And then there are these freaky little eggs. Not sure what to make of them, but one time Tree drank one in his beer (Watch Video).
Here comes my FAVORITE part about the mercados. Enter the Witch’s Market!!
What ails you? Heartburn, diarrhea, back pain, constipation, cancer, malaria, frigidity, dengue, depression, halitosis, or anxiety?
The Mercado de Brujo has your remedy.
Got worms crawling out of your mouth? How about some Parasithol?
Joking aside, I actually went to the Mercado de Brujo in search of Sangre de Drago (meaning, Blood of the Dragon, sometimes called Sangre de Grado, as well). Our friends Julio and Lauren gifted us a vial of it back in Cajamarca, and Tree used the whole thing on his nose after the fan attack, (remember that incident here). It worked wonders!!! I can’t speak for all of the witchy potions of Peru, but I empirically support Sangre de Grado–a sap that comes out of some Andean tree–that acts as a 100% natural anti-bactertial salve for flesh wounds. (Kiki used it after her mole removal, and Mongo used it on his butt…. both had positive results.)

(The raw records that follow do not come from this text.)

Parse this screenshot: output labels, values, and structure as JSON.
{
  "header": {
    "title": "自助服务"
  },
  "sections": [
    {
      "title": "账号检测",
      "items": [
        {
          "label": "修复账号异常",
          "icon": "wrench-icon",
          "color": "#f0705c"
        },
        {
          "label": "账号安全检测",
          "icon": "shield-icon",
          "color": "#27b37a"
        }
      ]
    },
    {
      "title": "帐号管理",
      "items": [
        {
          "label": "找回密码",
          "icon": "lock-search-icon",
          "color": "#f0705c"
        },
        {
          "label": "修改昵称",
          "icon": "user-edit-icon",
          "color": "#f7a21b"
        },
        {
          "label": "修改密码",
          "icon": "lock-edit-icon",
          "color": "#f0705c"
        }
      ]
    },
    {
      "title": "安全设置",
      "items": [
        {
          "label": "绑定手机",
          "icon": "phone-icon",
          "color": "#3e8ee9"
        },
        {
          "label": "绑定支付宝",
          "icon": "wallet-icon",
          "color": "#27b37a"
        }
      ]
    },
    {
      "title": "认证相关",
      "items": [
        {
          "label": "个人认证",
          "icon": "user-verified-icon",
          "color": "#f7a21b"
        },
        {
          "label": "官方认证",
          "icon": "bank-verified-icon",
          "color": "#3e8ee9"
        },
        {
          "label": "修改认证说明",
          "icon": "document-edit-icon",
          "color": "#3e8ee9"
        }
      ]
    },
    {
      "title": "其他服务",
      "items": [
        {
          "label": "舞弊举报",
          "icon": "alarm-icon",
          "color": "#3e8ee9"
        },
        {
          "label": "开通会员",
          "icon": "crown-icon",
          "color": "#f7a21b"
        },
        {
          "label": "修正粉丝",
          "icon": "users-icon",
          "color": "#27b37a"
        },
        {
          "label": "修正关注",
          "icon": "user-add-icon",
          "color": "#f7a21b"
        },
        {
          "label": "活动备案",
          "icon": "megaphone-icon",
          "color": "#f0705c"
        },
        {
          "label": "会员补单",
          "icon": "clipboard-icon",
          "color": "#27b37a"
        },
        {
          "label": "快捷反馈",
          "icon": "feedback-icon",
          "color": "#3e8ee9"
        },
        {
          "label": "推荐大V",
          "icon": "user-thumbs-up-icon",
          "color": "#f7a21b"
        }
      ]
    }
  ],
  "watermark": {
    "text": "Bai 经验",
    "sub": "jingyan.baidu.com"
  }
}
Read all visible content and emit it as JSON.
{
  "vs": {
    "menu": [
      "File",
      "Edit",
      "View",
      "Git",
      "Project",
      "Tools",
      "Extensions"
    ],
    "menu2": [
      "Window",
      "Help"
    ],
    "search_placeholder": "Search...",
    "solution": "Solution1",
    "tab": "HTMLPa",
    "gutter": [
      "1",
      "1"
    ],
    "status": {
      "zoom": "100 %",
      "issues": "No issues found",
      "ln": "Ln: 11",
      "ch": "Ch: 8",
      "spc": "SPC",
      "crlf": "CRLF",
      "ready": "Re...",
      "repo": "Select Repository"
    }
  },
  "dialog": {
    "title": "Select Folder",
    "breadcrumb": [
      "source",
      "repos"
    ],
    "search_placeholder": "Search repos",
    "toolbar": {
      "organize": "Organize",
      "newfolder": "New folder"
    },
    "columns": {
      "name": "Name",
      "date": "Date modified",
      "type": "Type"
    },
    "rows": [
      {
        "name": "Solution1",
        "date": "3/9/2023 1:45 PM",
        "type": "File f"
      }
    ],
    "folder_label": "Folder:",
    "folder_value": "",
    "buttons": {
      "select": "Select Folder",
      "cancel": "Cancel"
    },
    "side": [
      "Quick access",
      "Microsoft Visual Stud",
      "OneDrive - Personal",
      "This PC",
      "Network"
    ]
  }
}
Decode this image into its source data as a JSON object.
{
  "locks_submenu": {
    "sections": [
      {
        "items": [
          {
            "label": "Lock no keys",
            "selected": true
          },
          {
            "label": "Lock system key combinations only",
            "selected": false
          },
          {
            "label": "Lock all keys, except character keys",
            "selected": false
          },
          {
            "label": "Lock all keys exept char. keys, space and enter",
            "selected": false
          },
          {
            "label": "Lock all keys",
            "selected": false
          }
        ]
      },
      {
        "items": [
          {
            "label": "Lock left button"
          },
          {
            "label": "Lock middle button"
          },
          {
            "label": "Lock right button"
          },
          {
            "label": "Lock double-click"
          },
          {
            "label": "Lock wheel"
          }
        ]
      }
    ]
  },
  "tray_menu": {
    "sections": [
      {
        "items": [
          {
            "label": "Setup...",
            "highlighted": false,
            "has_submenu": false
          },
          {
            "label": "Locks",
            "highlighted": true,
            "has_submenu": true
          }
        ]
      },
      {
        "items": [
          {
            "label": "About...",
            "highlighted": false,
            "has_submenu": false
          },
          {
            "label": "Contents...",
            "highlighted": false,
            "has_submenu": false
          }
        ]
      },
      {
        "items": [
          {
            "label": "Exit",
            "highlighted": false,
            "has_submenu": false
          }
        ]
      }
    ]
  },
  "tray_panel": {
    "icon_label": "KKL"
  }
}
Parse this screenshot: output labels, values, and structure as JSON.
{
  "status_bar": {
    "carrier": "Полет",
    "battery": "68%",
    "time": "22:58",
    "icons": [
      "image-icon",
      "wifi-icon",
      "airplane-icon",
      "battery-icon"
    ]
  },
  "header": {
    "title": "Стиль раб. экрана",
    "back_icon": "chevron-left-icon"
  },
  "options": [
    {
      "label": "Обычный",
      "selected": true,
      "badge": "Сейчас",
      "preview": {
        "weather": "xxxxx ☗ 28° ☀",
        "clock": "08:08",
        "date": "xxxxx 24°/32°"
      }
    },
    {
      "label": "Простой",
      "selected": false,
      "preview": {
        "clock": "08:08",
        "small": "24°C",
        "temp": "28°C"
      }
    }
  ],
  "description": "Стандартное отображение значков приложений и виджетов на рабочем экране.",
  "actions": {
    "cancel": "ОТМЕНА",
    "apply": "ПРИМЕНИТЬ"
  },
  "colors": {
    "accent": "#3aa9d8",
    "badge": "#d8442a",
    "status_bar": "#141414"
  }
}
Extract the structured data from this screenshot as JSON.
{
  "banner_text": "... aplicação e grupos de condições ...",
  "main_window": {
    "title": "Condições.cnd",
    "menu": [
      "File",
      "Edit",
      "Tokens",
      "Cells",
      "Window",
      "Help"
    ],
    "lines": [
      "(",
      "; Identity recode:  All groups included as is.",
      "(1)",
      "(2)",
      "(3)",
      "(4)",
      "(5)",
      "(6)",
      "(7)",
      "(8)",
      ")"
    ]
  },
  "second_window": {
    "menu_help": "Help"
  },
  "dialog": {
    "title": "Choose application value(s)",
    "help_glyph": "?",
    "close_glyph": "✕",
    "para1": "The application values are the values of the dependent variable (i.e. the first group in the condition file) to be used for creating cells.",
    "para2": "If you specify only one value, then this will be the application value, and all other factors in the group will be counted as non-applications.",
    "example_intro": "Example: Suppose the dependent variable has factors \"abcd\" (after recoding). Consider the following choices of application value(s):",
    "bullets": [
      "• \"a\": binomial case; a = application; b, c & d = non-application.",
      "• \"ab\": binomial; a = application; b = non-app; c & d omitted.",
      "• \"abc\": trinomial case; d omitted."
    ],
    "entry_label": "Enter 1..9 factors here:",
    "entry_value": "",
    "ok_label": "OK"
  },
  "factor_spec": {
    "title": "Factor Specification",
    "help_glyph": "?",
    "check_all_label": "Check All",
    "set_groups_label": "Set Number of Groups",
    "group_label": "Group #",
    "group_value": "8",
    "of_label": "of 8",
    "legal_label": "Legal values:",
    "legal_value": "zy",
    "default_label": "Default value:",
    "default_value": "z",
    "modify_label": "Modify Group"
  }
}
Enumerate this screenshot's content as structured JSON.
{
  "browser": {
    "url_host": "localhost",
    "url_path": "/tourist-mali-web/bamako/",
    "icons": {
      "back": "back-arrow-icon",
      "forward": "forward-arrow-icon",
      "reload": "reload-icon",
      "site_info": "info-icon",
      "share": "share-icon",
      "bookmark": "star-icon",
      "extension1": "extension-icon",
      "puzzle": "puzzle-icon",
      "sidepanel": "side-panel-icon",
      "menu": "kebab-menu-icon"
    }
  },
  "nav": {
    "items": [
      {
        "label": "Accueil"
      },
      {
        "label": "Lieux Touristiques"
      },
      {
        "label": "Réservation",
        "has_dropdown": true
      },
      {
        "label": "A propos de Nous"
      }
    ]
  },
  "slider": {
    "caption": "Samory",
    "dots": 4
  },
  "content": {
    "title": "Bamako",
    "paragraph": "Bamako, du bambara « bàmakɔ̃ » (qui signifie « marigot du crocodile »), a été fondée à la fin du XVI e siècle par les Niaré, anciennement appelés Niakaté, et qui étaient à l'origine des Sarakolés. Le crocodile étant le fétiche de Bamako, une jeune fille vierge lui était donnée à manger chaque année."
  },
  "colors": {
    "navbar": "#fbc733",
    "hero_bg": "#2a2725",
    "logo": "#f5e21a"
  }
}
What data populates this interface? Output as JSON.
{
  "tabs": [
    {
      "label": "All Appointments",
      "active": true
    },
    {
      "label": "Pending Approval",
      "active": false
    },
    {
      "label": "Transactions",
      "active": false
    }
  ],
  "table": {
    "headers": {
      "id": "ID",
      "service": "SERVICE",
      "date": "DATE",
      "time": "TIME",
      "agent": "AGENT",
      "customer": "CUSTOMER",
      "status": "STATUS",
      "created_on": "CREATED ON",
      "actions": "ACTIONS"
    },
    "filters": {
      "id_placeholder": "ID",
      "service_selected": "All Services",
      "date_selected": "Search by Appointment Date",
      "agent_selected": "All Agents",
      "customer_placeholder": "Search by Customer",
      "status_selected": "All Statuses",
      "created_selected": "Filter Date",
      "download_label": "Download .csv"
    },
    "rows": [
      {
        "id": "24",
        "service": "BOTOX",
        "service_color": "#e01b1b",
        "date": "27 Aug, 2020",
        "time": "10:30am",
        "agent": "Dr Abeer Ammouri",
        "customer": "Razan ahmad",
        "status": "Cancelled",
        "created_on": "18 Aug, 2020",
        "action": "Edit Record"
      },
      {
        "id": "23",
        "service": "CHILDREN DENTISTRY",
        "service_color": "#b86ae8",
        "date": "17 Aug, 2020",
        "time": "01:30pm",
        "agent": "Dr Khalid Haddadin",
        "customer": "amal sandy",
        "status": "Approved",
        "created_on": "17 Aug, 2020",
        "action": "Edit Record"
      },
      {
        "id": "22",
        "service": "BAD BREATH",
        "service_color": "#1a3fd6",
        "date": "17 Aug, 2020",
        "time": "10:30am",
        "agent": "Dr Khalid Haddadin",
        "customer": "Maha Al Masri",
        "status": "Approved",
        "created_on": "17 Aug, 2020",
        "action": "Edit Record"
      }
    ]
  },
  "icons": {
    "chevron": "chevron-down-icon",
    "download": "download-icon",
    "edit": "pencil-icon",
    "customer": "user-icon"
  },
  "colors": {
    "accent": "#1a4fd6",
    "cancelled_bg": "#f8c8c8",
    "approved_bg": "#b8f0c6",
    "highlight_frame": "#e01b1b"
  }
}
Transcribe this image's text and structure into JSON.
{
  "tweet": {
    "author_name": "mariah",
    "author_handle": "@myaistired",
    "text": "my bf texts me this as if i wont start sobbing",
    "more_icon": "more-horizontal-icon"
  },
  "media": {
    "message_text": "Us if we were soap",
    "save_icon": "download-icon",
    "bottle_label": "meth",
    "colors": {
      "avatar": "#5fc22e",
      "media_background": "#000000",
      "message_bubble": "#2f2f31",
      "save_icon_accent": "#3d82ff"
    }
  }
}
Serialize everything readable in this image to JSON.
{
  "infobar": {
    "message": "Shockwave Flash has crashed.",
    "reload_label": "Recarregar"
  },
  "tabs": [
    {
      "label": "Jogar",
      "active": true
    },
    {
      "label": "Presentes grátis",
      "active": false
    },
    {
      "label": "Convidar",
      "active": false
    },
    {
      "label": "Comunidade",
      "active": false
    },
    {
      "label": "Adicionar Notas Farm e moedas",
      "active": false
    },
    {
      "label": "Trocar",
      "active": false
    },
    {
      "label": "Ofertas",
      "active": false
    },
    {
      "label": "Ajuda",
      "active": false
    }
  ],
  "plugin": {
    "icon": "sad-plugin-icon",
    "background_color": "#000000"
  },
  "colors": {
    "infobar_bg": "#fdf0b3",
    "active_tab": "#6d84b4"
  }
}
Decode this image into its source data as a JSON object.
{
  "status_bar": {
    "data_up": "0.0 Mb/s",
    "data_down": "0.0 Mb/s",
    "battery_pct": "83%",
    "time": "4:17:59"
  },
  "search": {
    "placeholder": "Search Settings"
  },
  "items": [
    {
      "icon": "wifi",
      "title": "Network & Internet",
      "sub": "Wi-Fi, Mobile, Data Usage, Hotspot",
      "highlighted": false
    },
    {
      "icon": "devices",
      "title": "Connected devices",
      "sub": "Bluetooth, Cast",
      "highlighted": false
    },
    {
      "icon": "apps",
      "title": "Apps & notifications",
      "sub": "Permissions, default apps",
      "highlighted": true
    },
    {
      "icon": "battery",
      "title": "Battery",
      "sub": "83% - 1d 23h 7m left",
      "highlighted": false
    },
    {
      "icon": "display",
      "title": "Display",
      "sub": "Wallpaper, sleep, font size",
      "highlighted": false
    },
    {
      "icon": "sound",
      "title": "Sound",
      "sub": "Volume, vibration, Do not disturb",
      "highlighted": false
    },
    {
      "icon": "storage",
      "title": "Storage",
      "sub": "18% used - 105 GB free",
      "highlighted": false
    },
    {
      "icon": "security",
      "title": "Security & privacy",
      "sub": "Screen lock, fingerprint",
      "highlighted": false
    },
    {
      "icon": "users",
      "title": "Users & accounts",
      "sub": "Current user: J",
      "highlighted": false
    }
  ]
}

I have to say, these men make terrible Brujos. I expected to see a coven of old ladies wearing pointy shoes and funny hats, not a bunch of dudes wearing sneakers and fanny-packs.
Do you need a widget, speakers, a keyboard, weapons, or the left sneaker of a Nike set…come to the black market.
This animal section of the mercado breaks my heart wide open. Poor babies. I wish I could set them all free.
Just outside of Huanchaco, we have a fancy grocery store, too, fully equipped with florescent lighting, cellophane, and refrigeration. We shop at both this fancy store, called Tottus, and the local mercados. I prefer the mercados, where no corporate marketing campaign or design strategy attempts to steer my choices, but there are some things–like gin and wine–that I just can’t find there.
And, besides that, sometimes the American in me needs to putter down the aisles with my big tin cart ready to be filled, eyes glazed over in manufactured affinity for packages with smiling faces on the front. It’s like a little piece of apple-pie. I pick up three different brands of toilet paper, and I ask myself, what kind of a toilet paper shopper am I? Do I buy generic Tottus 24-packs, or, do I fork over a few extra soles for the Elite Suave, the Peruvian equivalent of Charmin? Back in the States, I knew exactly what kind of shopper I was, and what the things I bought said about me.
But, here in Peru, the packages seem to have lost their meaning. And it feels good.